(Website and app data records)
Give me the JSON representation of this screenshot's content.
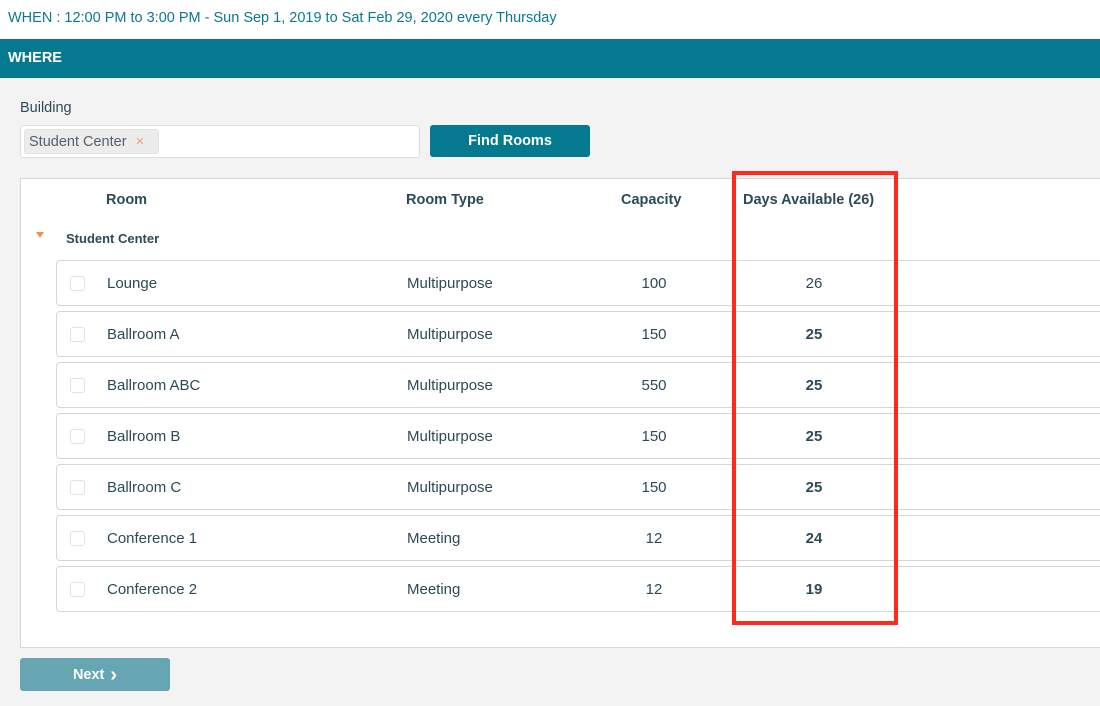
{
  "when": "WHEN : 12:00 PM to 3:00 PM - Sun Sep 1, 2019 to Sat Feb 29, 2020 every Thursday",
  "where_header": "WHERE",
  "building": {
    "label": "Building",
    "selected_tag": "Student Center",
    "remove_icon": "×",
    "find_button": "Find Rooms"
  },
  "table": {
    "columns": [
      "Room",
      "Room Type",
      "Capacity",
      "Days Available (26)"
    ],
    "group": "Student Center",
    "rows": [
      {
        "room": "Lounge",
        "type": "Multipurpose",
        "capacity": "100",
        "days": "26",
        "days_link": false
      },
      {
        "room": "Ballroom A",
        "type": "Multipurpose",
        "capacity": "150",
        "days": "25",
        "days_link": true
      },
      {
        "room": "Ballroom ABC",
        "type": "Multipurpose",
        "capacity": "550",
        "days": "25",
        "days_link": true
      },
      {
        "room": "Ballroom B",
        "type": "Multipurpose",
        "capacity": "150",
        "days": "25",
        "days_link": true
      },
      {
        "room": "Ballroom C",
        "type": "Multipurpose",
        "capacity": "150",
        "days": "25",
        "days_link": true
      },
      {
        "room": "Conference 1",
        "type": "Meeting",
        "capacity": "12",
        "days": "24",
        "days_link": true
      },
      {
        "room": "Conference 2",
        "type": "Meeting",
        "capacity": "12",
        "days": "19",
        "days_link": true
      }
    ]
  },
  "next_button": "Next",
  "next_icon": "›",
  "colors": {
    "accent": "#04798f",
    "highlight": "#ff2a1f",
    "link": "#0b7891"
  }
}
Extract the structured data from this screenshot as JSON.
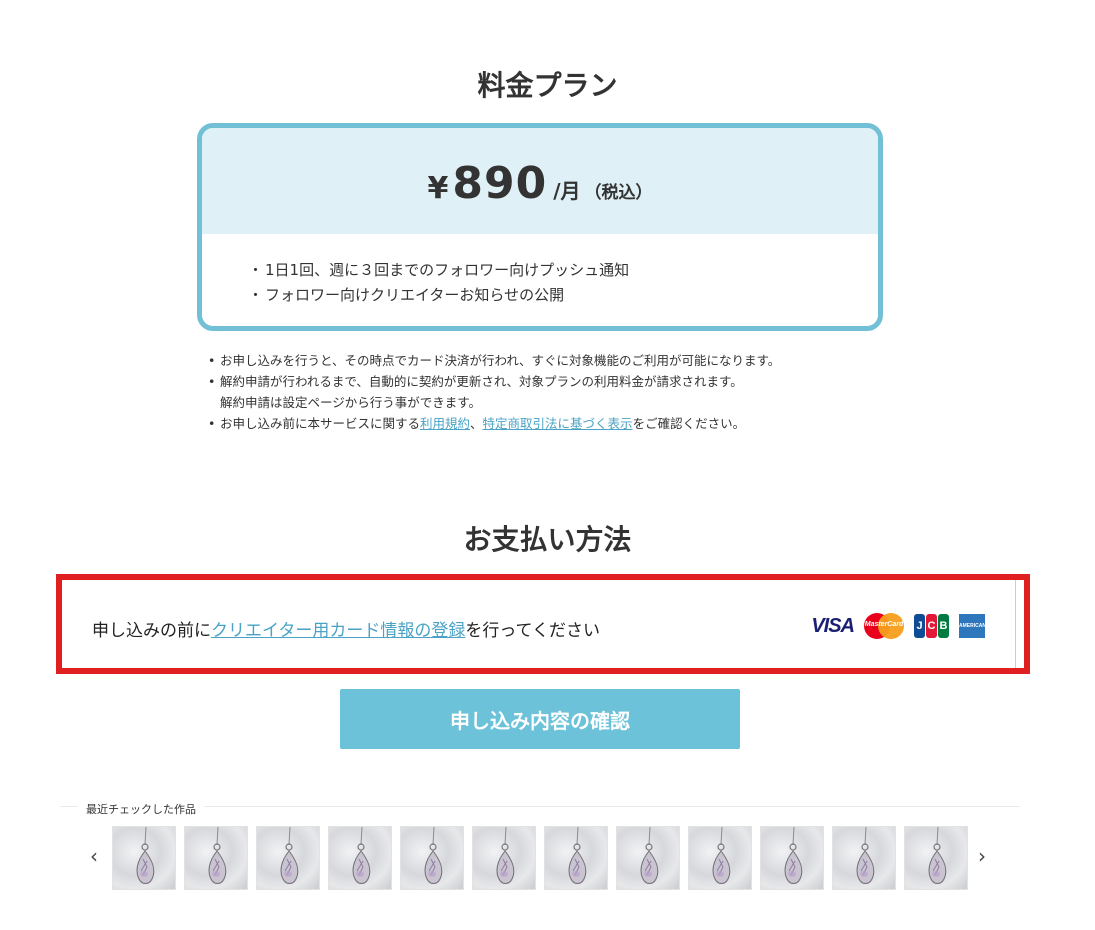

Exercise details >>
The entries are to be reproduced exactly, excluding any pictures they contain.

Answer section >>
Give me the JSON representation of this screenshot's content.
{
  "when": "WHEN : 12:00 PM to 3:00 PM - Sun Sep 1, 2019 to Sat Feb 29, 2020 every Thursday",
  "where_header": "WHERE",
  "building": {
    "label": "Building",
    "selected_tag": "Student Center",
    "remove_icon": "×",
    "find_button": "Find Rooms"
  },
  "table": {
    "columns": [
      "Room",
      "Room Type",
      "Capacity",
      "Days Available (26)"
    ],
    "group": "Student Center",
    "rows": [
      {
        "room": "Lounge",
        "type": "Multipurpose",
        "capacity": "100",
        "days": "26",
        "days_link": false
      },
      {
        "room": "Ballroom A",
        "type": "Multipurpose",
        "capacity": "150",
        "days": "25",
        "days_link": true
      },
      {
        "room": "Ballroom ABC",
        "type": "Multipurpose",
        "capacity": "550",
        "days": "25",
        "days_link": true
      },
      {
        "room": "Ballroom B",
        "type": "Multipurpose",
        "capacity": "150",
        "days": "25",
        "days_link": true
      },
      {
        "room": "Ballroom C",
        "type": "Multipurpose",
        "capacity": "150",
        "days": "25",
        "days_link": true
      },
      {
        "room": "Conference 1",
        "type": "Meeting",
        "capacity": "12",
        "days": "24",
        "days_link": true
      },
      {
        "room": "Conference 2",
        "type": "Meeting",
        "capacity": "12",
        "days": "19",
        "days_link": true
      }
    ]
  },
  "next_button": "Next",
  "next_icon": "›",
  "colors": {
    "accent": "#04798f",
    "highlight": "#ff2a1f",
    "link": "#0b7891"
  }
}
Extract the structured data from this screenshot as JSON.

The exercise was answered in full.